UK Counselling Services

Couples counselling: Am I married, or am I a prisoner?

Am I married, or am I a prisoner? An edgy question for an online article I’m sure. Believe me when I tell you however that in my couples counselling practice in Bishops Stortford. this is a question that I hear posed by one member of a marriage on a near daily basis. I regularly meet couples where one party has strong emotional needs they demand the other fulfil – and fulfil them constantly. Sometimes these needs are simple and reasonable –  ”Please ensure you give me a cuddle when I am sad and weepy” is one such example of a reasonable request. On the other end of the scale are demands like: “You are responsible for ensuring that I NEVER feel sad or weepy. In fact, if I ever DO feel sad or weepy about any element of life, then it is your fault and I won’t speak with you for a week or until you’ve apologised enough to satisfy me that you are truly sorry!”. You may think I’ve gone a bit over the top with that second example, but trust me, I haven’t.

What we are looking at here is, in reality, a clearly identifiable and describable dilemma. Essentially, it can be seen in the following questions:

  • What level of responsibility do each of us carry for the emotional needs of our partners?
  • How can I tell if a behavioural request/demand from my partner is reasonable, or if he/she is asking way too much of me?
  • How do I set boundaries such that when too much is being asked of me, I can say “No” in a way that doesn’t require me to lose my cool, my dignity and my credibility?

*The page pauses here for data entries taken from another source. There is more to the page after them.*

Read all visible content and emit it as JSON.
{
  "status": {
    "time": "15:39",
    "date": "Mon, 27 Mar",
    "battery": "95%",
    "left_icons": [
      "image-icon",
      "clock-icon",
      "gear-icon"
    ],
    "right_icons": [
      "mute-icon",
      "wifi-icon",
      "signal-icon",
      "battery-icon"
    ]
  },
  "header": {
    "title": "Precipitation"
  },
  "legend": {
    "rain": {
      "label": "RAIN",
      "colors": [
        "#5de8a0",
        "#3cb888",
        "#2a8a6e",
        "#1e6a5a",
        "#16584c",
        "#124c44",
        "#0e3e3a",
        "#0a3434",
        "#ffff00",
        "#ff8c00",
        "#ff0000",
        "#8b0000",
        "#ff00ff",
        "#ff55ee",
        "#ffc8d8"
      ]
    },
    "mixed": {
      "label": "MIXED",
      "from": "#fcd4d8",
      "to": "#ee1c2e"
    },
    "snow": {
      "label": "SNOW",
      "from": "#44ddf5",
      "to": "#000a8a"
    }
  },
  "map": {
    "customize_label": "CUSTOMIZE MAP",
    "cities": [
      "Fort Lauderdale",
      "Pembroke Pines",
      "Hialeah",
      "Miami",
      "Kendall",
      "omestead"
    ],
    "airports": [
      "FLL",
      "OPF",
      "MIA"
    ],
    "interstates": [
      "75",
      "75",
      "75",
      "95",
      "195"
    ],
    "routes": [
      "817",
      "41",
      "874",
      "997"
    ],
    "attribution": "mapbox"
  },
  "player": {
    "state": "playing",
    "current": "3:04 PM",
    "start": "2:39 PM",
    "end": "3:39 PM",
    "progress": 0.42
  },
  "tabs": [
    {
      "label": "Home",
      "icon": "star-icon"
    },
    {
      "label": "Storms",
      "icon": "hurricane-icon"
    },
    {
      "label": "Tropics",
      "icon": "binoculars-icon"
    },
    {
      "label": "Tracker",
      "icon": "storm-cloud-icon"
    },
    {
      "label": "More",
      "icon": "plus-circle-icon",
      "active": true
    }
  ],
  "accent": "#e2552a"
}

These are incredibly difficult questions to answer in a short article such as this, but believe me when I say that they are answerable. There is no question that we each do carry a certain degree of responsibility for the emotional needs of our partners.  However, this changes over time and from situation to situation. Of course there are times when we absolutely should be putting ourselves aside in order to comfort and console those we love. A bereavement or other similar life event is a typical experience we might go as far as taking a day or two off work for in order to be there for our partner.  Even here however, there are limits as to how much we can do, and where we need to begin encouraging our partners to begin supporting themselves. There is no specific formula to know when that limit has been reached, but in couples counselling it is absolutely possible to find those boundaries and set them in place in a way that is right for each, individual couple.

As to behavioural requests, this too is definable to a degree, but is also very specific from couple to couple and situation to situation. Some requests: “Please don’t leave your pants on the floor, but put them in the laundry basket” as an example, are perfectly reasonable. Such requests are made from the point of view of “Come on mannn, we’re supposed to be a team here, please do you fair share to be a teammate”. On the other edge of that spectrum are requests that effectively mean: “Please don’t do that for no other reason than I don’t like it” variety. These requests are trickier because it really comes down to the question: Why don’t you like it?

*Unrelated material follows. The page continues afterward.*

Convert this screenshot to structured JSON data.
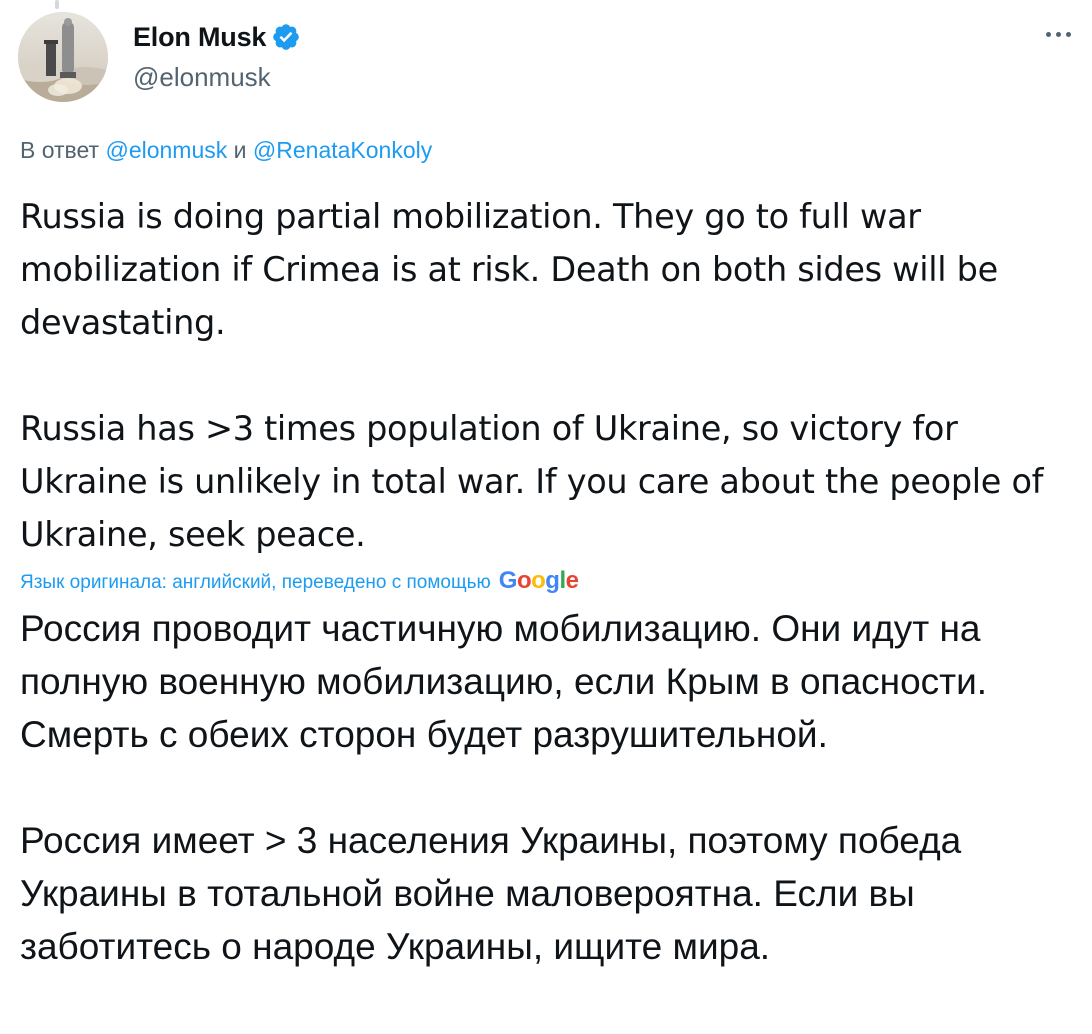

If the answer is: “I don’t like it because it triggers off a deep emotional response in me that causes me pain”, then that may be a good enough reason to ask that you not do it, and quite possibly you should comply. If however, it becomes clear that it is impossible to clarify the reason for such a request beyond: “Just because I don’t like it”, this maybe harder to defend. Again, in couples counselling I would work with a couple and talk through these various behavioural requests one by one to help them identify which ones are genuine and reasonable, and which are more matter of one party wanting to be in control of the other.

The final question in my list of three above speaks to the point of how and when to say “No” to your partner. I completely understand that this can be difficult, and that some people really struggle hearing the word (whilst even more really struggle saying it). In my Bishops Stortford couples counselling practice I regularly help couples find the way to either say the word “No”, or to be able to hear it. “No” doesn’t mean “I don’t love you and I don’t care about you”. Quite often it means “I do love you, but I can no longer keep doing (or not doing) the thing you’re asking of me”. Working through these scenarios with a qualified therapist is usually easier than people think, and leaves people with a much more balanced relationship than they thought possible.

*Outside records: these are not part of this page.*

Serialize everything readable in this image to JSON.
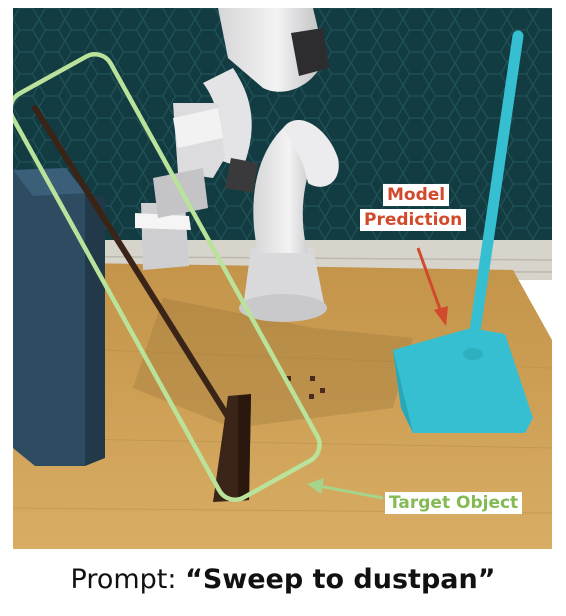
{
  "prediction_label": {
    "line1": "Model",
    "line2": "Prediction"
  },
  "target_label": "Target Object",
  "caption": {
    "prefix": "Prompt: ",
    "prompt": "“Sweep to dustpan”"
  },
  "colors": {
    "prediction": "#d24a2c",
    "target": "#84ba55",
    "prediction_mesh": "#35bfd0",
    "target_box": "#b9e29a",
    "broom": "#3a2418",
    "table": "#c79a4f",
    "backdrop": "#123c41",
    "shelf": "#2f4d62"
  },
  "icons": [
    "robot-arm-image",
    "broom-image",
    "dustpan-image",
    "shelf-image"
  ]
}
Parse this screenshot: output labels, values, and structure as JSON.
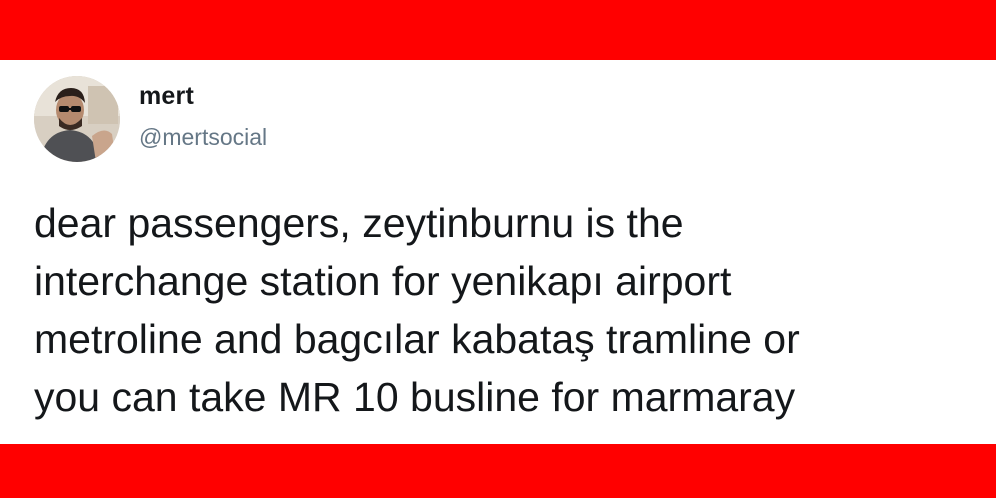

If you find yourself wondering if you’re married, or are a prisoner then couples counselling can most likely help you. If you live in the general Bishops Stortford area and feel that couples counselling might help, please contact me on 01279 834467 for a fully confidential, no obligation discussion of your needs before setting up any kind of appointment.